Data to process
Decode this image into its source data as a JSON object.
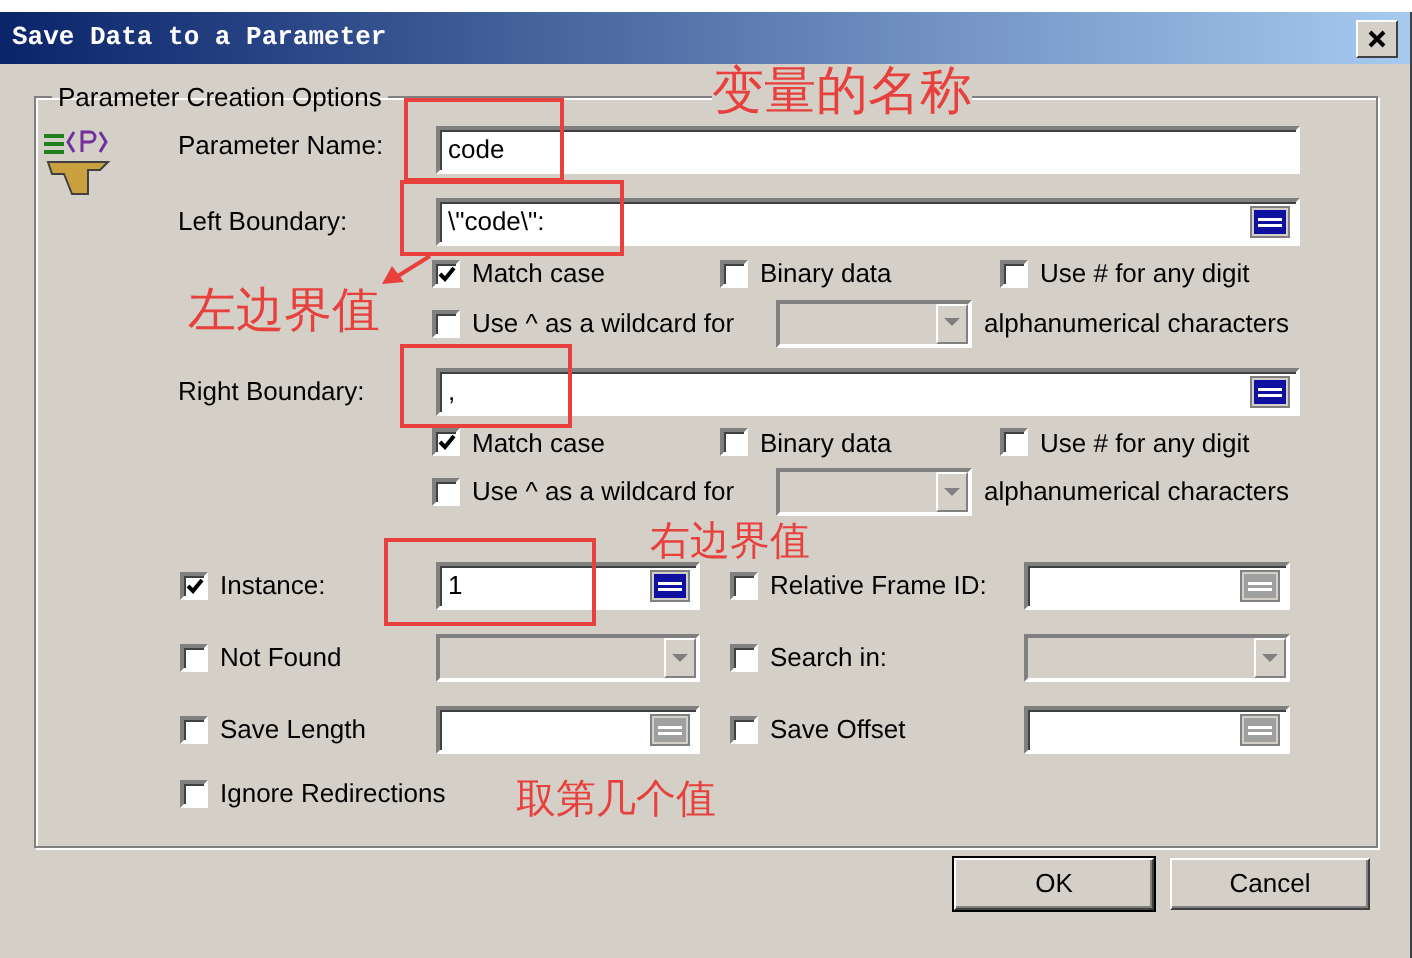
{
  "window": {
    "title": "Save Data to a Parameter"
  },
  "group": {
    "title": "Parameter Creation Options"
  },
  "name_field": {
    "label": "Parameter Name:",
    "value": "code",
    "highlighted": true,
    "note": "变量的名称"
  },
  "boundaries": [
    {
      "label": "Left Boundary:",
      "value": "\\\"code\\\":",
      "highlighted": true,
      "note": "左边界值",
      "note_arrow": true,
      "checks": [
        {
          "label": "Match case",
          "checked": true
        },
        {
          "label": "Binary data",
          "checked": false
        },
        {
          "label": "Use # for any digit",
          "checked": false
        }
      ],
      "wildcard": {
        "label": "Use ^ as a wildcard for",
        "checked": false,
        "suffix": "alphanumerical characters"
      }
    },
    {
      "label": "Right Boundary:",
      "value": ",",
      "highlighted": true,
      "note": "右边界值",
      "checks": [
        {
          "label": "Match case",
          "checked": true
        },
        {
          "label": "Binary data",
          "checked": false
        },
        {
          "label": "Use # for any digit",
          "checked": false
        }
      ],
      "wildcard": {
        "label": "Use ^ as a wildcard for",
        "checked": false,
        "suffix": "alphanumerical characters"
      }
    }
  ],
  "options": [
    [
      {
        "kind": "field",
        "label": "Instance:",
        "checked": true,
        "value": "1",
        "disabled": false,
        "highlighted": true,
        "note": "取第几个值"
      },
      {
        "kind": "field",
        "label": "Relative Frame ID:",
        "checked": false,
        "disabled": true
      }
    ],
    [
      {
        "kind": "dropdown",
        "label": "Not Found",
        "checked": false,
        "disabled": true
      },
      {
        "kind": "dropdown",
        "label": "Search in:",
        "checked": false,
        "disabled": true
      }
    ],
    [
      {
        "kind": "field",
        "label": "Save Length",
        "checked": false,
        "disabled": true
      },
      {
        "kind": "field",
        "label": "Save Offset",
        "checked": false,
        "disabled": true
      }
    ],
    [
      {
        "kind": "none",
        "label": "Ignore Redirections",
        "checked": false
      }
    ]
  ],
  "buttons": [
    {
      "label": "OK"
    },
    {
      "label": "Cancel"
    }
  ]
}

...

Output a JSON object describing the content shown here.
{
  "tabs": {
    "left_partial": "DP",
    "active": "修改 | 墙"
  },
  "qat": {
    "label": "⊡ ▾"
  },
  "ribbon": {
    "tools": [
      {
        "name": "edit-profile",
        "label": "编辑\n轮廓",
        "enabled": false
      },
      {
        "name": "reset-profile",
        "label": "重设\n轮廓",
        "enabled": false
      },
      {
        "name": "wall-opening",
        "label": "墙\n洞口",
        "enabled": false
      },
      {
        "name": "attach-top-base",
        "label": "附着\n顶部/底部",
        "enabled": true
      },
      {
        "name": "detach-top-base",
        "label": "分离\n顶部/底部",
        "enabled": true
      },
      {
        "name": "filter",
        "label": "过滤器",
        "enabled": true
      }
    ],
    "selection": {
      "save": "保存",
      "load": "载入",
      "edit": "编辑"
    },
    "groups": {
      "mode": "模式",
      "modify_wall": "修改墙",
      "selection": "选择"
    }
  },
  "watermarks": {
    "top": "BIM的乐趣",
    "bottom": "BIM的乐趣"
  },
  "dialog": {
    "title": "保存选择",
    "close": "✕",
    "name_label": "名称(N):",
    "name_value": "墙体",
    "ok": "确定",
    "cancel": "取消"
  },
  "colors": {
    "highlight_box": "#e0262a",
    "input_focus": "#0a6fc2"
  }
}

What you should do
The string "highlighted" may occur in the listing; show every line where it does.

Expected answer
    "highlighted": true,
      "highlighted": true,
      "highlighted": true,
        "highlighted": true,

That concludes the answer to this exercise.